Congress in a divisive fight over the holidays agreed to USD900 billion after more than USD3 trillion in government Covid relief largely ran out. President Donald Trump at the last minute held up the bill to join Democrats in calling for USD2,000 direct checks, up from the USD600 Congress ultimately approved. Republican Senators who could still control the upper chamber of Congress after two special Georgia runoff contests Tuesday night still largely oppose more aid.
While expanded weekly unemployment benefits would likely dissuade some from coming back to work, Fiore said, more fiscal relief would be a net positive by supporting demand and manufacturing. "I would much rather struggle trying to hire people than trying to find orders," he said.
TOUGH SIX MONTHS
The fiscal stimulus helped millions of unemployed Americans cover daily expenses and companies keep workers on payrolls, leading to record economic growth in the third quarter. Biden is due to be sworn in on Jan. 20.
Manufacturing even after recent gains remains fragile, Fiore said, and "we've had a six-month difficult run here."
The ISM reported Tuesday its Manufacturing PMI for December came in with a monthly increase of 3.2 points to 60.7, the strongest since August 2018. Readings greater than 50 indicate expansion in manufacturing, which accounts for 11% of the U.S. economy. Economists had forecast the headline PMI index would slip to 56.6 in December.
Still, the factory PMI fell to a record low of 41.5 in April, and the Fed estimates output is still about 4% below its pre-pandemic level.
The ISM chief predicted positive PMIs in the months ahead barring an unexpected event. Looking forward to the first few months of 2021, Fiore doesn't expect "going back into contraction territory" overall.

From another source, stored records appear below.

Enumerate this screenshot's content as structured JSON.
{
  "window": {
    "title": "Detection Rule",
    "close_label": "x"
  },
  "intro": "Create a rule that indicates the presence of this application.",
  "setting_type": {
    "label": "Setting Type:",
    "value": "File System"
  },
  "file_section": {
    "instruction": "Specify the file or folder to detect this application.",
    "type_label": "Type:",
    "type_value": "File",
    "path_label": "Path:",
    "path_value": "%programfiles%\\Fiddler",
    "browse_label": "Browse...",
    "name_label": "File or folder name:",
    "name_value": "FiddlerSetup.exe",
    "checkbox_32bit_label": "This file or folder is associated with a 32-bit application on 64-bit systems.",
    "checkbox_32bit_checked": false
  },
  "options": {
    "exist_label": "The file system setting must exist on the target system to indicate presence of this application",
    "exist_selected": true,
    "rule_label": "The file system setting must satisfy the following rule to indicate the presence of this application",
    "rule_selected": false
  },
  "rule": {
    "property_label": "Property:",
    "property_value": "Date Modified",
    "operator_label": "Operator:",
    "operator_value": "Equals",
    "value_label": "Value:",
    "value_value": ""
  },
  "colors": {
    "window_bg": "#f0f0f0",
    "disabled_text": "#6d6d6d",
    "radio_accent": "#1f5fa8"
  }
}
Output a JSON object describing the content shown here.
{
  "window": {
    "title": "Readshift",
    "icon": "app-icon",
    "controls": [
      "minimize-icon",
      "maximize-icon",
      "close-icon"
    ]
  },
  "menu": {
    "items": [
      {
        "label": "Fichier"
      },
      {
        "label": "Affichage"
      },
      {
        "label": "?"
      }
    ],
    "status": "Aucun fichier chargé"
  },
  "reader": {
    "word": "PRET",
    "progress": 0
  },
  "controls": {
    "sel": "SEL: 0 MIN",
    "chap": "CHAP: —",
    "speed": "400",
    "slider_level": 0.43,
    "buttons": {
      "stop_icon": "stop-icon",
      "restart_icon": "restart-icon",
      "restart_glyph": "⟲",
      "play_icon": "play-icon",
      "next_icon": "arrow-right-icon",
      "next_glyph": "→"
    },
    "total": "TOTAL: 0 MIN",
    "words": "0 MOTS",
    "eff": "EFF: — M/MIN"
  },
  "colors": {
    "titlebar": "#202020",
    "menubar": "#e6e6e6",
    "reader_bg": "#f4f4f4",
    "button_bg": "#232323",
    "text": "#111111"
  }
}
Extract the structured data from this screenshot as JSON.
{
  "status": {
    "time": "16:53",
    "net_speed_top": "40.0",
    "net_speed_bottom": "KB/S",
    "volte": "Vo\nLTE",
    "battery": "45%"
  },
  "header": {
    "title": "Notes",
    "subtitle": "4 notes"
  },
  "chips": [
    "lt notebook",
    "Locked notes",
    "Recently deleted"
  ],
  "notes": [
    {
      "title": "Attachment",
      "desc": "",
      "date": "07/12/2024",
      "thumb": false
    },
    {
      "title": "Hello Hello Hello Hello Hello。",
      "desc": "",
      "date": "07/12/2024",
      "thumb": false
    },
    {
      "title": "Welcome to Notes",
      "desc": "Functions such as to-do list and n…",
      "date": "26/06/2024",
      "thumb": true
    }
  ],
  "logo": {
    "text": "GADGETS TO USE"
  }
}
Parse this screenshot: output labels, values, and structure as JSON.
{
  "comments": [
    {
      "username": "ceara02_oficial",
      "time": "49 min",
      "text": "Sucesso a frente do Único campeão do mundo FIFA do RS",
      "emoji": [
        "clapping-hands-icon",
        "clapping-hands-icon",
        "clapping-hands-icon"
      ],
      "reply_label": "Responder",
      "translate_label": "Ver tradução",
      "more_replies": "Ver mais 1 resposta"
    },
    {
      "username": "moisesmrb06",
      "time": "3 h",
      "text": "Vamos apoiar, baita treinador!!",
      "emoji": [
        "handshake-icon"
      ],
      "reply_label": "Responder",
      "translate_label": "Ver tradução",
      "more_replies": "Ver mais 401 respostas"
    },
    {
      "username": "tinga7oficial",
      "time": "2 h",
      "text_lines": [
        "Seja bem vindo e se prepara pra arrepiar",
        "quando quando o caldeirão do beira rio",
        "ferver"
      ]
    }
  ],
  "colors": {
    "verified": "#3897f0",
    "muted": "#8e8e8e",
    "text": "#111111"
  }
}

WEAK DOLLAR BOOSTING COSTS
Jobs will be a different story, and are unlikely to sustain growth signaled in December when the employment index rose 3.1 points to 51.5, Fiore said. "We are going to go up and down, up and down," he said. "We don't really count hires here, we count who shows up, and January and February is not really a traditionally strong manufacturing period."
Employment "is not going to be a big contributor to the PMI for the first half of 2021 and will remain at that 48-52 level for quite some time," he said.
While vaccine distribution may be moving more slowly than hoped, "we are in a good position here if we can get through the next six months," where absenteeism may start to fall off, he said.
Supply chain bottlenecks are also driving up costs for manufacturers. The prices paid index jumped from 65.4 in November to 77.6 last month, the highest since May 2018.
"It is unbelievable and it just keeps going," Fiore said of the prices index. The weak U.S. dollar and strong international demand for commodities are helping lift prices, he said.